A reader posted the following comment on my How to Start Writing Content article on Associated Content:
"So, do you try to link your AC and Examiner articles? How about your blog? Are your posts to each duplicated or in concert with each other in any way? Just starting out, so I'm curious how to get organized from the beginning. Still learning about all the RSS, Digg, Twitter, etc. options and trying to tie it all together cohesively. ~ Thanks for all of the tips, etc."
This is a lot but I'll try to explain, from my perspective, how I can link different things up.
When I still regularly wrote for Examiner, if I had an article that related to one I was writing for Associated Content, then I would link it. If I didn't have one, then I wouldn't. The same goes for my blogs or other sites. If it isn't relevant to the article you are writing, then don't link it. It's really that easy.
I don't intentionally write things that will link up with one another. I think about each blog and each site that I write for, create a list of topics for each and start writing. After I'm finished writing it, I think about whether it is relevant to another site or blog. If it is, I'll find a way to link it. If it isn't, then I move on. You should never try to link up something to your articles just to create a link. It is a quick way to discredit yourself.
Sometimes, I will write an article on one blog or site, and then realize that it is relevant to another blog or site. In most cases, if it is on a blog (not AC), then I will do a teaser and then link the article from my other site. For an example of this, see this post.
And sometimes, I will specifically write an AC post that will link up to one of my blogs or another site. For an example of this, see this post. Because my Associated Content articles are scattered from topic to topic, I don't expect someone who is interested in my television articles to be interested in my local articles. But I want to keep the interest of these readers and I do so by having a television blog and a local blog which each feature my content on the subjects as well as others. (Notice how I linked those up because it was relevant?)
I don't often duplicate articles from one site to another but I also don't write for many different sites. I'd rather link to and from my blogs so I get the page views from one to another. But I realize it's different for everyone.
Social networking (Digg, Twitter, Facebook, etc.) is a different beast than inter (or intra?) linking your content. For social networking topics, visit this post and this post. You will find some great information on those links.
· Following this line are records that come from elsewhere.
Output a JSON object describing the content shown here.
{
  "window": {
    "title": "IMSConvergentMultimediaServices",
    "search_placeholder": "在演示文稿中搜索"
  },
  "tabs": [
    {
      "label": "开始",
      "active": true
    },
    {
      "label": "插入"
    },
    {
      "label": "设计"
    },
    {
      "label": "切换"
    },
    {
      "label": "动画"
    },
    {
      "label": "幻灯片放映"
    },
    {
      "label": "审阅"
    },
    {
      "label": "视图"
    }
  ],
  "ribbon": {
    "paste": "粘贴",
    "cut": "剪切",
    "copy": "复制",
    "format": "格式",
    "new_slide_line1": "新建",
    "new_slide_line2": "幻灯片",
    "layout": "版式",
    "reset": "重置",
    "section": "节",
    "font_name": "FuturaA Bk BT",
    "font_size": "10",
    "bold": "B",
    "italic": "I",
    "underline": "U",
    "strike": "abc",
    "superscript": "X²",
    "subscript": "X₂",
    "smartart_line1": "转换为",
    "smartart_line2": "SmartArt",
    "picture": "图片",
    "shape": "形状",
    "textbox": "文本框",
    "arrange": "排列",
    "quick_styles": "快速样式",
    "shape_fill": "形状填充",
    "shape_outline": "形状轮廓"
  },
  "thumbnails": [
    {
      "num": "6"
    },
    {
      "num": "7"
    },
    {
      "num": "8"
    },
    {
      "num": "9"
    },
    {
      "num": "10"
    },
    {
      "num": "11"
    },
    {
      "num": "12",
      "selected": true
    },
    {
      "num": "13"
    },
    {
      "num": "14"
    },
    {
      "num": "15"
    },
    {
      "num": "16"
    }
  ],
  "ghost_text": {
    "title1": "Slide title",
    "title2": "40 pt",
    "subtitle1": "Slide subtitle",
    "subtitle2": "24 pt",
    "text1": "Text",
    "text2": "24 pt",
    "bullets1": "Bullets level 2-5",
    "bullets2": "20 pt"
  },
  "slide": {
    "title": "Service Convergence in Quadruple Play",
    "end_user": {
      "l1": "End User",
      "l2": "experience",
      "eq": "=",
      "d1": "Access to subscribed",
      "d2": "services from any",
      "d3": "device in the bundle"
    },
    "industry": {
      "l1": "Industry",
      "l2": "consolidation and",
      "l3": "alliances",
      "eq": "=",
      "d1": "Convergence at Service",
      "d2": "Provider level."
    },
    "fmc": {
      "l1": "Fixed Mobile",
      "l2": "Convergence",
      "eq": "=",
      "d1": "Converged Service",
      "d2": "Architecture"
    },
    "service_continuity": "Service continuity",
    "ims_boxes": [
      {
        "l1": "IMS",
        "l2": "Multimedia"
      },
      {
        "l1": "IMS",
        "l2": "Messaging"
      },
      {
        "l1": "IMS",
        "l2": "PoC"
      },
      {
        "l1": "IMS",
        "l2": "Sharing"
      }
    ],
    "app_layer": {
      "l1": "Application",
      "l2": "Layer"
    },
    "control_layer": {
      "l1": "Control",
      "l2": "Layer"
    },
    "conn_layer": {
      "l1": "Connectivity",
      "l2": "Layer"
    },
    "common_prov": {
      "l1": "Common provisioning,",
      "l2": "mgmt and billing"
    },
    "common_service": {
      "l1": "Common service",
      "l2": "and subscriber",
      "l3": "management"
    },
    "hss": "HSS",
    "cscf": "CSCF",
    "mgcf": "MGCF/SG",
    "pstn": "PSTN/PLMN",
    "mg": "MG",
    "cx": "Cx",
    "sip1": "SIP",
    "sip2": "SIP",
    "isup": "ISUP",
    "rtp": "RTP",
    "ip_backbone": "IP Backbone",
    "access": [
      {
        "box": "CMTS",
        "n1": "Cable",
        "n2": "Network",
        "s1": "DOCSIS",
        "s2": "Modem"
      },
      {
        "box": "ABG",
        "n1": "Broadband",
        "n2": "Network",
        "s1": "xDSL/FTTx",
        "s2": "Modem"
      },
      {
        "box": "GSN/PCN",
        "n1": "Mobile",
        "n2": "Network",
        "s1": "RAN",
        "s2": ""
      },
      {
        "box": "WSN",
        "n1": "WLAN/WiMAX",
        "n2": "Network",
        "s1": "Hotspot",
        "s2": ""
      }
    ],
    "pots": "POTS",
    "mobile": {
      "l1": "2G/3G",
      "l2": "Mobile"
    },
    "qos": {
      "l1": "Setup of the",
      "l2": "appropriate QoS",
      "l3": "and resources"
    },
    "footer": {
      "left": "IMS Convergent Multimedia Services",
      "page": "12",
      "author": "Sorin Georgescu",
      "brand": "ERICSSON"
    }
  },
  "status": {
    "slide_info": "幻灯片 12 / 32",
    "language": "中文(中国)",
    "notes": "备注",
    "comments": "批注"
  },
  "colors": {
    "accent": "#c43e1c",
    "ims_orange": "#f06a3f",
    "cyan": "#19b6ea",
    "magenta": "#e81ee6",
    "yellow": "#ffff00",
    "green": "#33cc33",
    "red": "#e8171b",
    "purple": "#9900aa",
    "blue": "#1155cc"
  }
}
In reality, there's no easy answer for how to correctly do these things. You can read all the material you want but it doesn't equal the knowledge you gain from time spent actually doing it. Over time, as you build your library of content across whichever sites you write for, linking between articles will come naturally. You'll then understand what is relevant, how best to do it, and how to be successful overall.